Apart from using a brand new desk, Autograph introduced a fully redundant, dual optical loop from front of house to stage, with all capable outboard equipment, including Lexicon LX300s, an RX300, a Yamaha SPX1000, CD player for effect playback, and a BSS FCS926 VariCurve, also linked to the D5T digitally. The use of the digital lines helped to reduce the fit up time, making the area almost cable-free. Ultimately, going digital also allowed Bruce to reduce the FOH footprint from 17 seats to 11, something that always makes a promoter smile. When asked if relying on what is essentially a large Windows-based computer made him nervous, Bruce replies, “We are running a fully redundant backup engine, which is fully mirrored to the main console. Everything within the D5T itself has backup-redundant optical loops with dual power supplies everywhere.
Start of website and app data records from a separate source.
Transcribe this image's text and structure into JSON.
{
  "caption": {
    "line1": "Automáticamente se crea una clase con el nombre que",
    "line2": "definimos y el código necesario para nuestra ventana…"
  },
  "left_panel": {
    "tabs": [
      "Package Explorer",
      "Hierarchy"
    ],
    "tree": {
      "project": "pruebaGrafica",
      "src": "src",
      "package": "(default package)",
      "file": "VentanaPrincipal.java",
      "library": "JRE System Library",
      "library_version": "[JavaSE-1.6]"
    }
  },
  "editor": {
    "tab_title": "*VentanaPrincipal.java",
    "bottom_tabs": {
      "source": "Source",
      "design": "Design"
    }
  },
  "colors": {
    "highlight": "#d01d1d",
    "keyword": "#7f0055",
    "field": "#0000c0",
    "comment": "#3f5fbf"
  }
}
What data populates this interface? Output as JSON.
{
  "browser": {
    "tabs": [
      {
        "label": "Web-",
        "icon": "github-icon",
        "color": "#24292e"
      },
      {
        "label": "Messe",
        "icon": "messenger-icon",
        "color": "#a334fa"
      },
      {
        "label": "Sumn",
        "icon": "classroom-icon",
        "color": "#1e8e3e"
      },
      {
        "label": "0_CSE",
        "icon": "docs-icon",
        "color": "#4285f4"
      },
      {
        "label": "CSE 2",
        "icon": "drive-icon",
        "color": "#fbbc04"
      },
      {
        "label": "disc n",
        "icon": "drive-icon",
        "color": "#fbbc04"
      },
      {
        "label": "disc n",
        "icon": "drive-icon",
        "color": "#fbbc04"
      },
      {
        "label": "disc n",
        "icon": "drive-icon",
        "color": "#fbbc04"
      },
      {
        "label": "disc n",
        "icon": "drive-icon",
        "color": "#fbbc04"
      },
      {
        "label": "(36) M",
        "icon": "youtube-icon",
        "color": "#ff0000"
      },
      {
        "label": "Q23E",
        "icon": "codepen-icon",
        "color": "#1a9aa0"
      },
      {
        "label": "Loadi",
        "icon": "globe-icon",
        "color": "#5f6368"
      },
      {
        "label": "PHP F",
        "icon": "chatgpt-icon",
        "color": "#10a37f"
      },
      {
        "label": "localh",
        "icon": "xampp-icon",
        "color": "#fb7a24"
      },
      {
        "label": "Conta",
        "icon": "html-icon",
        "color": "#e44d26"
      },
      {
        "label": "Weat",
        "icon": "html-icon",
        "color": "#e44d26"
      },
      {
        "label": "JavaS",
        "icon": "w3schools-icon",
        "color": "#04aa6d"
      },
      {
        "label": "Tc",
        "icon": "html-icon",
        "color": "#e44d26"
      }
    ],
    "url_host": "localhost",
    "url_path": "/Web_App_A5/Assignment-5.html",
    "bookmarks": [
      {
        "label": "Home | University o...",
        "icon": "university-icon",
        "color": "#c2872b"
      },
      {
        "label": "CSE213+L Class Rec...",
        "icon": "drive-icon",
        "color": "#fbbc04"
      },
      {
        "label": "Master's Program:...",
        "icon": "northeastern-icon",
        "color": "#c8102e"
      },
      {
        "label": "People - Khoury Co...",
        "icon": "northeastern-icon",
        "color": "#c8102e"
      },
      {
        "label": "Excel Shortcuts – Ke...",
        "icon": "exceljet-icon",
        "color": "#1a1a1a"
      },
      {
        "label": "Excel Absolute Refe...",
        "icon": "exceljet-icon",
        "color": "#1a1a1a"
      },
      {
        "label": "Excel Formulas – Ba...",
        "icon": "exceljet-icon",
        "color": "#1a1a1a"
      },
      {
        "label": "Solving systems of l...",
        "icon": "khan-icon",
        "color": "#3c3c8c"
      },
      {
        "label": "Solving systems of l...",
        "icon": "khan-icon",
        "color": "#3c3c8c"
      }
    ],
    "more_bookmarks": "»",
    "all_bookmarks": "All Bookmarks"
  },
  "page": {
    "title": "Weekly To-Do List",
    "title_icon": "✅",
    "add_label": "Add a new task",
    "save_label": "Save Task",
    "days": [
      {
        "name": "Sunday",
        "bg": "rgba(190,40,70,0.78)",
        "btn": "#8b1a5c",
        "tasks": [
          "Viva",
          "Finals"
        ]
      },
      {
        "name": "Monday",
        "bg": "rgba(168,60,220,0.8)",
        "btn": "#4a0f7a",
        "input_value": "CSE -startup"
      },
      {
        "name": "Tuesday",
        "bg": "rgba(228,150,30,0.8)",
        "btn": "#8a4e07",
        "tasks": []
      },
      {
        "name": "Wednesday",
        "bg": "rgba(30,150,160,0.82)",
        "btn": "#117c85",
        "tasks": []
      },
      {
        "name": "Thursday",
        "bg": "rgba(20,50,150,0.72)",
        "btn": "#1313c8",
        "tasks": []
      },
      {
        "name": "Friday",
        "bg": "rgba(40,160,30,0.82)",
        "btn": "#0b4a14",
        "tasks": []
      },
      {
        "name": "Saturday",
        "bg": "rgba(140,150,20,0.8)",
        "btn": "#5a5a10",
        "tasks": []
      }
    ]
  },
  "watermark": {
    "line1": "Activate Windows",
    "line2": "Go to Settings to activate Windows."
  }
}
It's been an extraordinary experience; I don't think ever in my career have I had to put so much focus into one particular thing for so long, almost to the exclusion of everything else.”
By moving the production and reuniting the original creative team, Mackintosh injected a new life into the production and allowed the design team to realize visions that only advances in time and technology could allow.